Author and historian Swapna Liddle makes a compelling point about the value of physical maps when we discuss her new book, Shahjahanabad: Mapping A Mughal City. “Before Google Maps, when we used to navigate the city (Delhi), we used to take the help of Eicher Maps. This was like the Delhi version of the British A to Z maps. I still have it in my car,” she adds.
A map also forms the basis of the book Shahjahanabad, written by Liddle, along with visual curators Pramod Kapoor and Sneha Pamneja. But this is not just any map. The centrepiece of this 104-page coffee table book is a pre-1857 cartographic resource: a large map of Shahjahanabad from the British Library (IO Maps X/1659). Dated 1846-47, it is the most detailed available cartographic record of the walled city before the changes that followed the revolt of 1857. Shahjahanabad was founded as the imperial capital by the Mughal emperor Shahjahan in the mid-17th century.

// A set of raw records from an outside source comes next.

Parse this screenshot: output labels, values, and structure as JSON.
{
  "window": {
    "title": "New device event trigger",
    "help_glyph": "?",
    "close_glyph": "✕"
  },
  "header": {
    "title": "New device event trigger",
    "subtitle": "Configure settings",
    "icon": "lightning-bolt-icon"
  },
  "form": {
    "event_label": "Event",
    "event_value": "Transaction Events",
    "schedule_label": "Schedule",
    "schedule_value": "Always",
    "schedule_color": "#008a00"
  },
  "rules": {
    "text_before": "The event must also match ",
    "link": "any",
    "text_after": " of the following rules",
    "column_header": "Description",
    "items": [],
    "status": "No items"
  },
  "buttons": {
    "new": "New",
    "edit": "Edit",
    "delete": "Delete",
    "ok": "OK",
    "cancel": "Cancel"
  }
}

While the map is missing a corner, corresponding to the south-eastern corner of the city, it still has a lot of interesting detail, as Liddle writes in the book. The inscriptions are in Urdu but can be read with a moderate level of difficulty, according to the author.
The book comes with a beautiful, large pull-out replica of the historic map, a collector’s item, which also forms a part of the book cover. Who the mapmaker was or who commissioned it in the first place remains a mystery. There is no “overt evidence”, as Liddle writes, only clues, which you come across as you go through the book.
Liddle has broken down the map into 13 zones—like chapters almost. Be it the Red Fort, which was known then as Qila-e-Moalla, “the exalted fortress”; Faiz Bazaar, known to us today as Dariyaganj; or important historical locations like the Jama Masjid and Chandni Chowk.
Detailing the landmarks in all these areas, spotting and explaining architectural features, required years of extensive research. “For me, the map does not stand in isolation. The whole point of writing the book is that I have studied this map in the context of other sources of information, a variety of other texts,” says Liddle during a video interview. “While I was doing my PhD thesis, I got to know this city in this period quite well. In fact, while I was writing this book, I was also writing another book, The Broken Script: Delhi Under The East India Company And The Fall Of The Mughal Dynasty, based on my research. It is that work on the city, combined with what I get from this map, that I have put together.”
Liddle says one of the fascinating aspects of this map is that it is one of the few sources that can be used to retrace areas of Shahjahanabad that have disappeared completely: landmarks like the actual square, or chowk, in Chandni Chowk or the Akbarabadi Mosque, which was demolished after 1857. “It’s one of the few sources we have of trying to reconstruct what the city was,” says Liddle.
This aspect is another reason the book will appeal not just to cartography enthusiasts but anybody who is wanting to find their way around the galis of Old Delhi or discover old structures. It’s the best map to attempt this with, Liddle adds. “If you try and find something with Google Maps in Old Delhi... (it’s) impossible.”
While the book focuses on the Shahjahanabad map, it also includes other earlier and contemporary maps which give the reader a peek into the changing character of the city and map-making techniques. Deciding what to include and leave out in the book was also challenging, says Liddle, adding that anybody who wants to know about Mughal town planning and how cities were made will also find the book useful.
The city of Delhi has seen constant change, losing historical areas, buildings and landmarks to time. Liddle says it is important to preserve monuments and heritage landmarks, considering them archives to study the past—and learn from it. “Shahjahanabad, for instance, was a medieval city which had its own logic of how people lived in those days.... It was a compact, walkable city. You can walk from one end of the city to another quite easily. If you see what cars have done to the city, you appreciate the value of it (such city planning),” she notes.
Be it the neighbourliness factor or the importance of open spaces, these are characteristics of the old city we can learn from when we design cities today, says Liddle. “In Delhi, we have not realised the potential of a heritage city like Shahjahanabad. This is an important asset from the point of view of tourism and heritage-led economic development,” she adds. “I always feel that you can only save heritage by making it economically viable for those who have a stake in it... We can’t save it on sentiment alone.”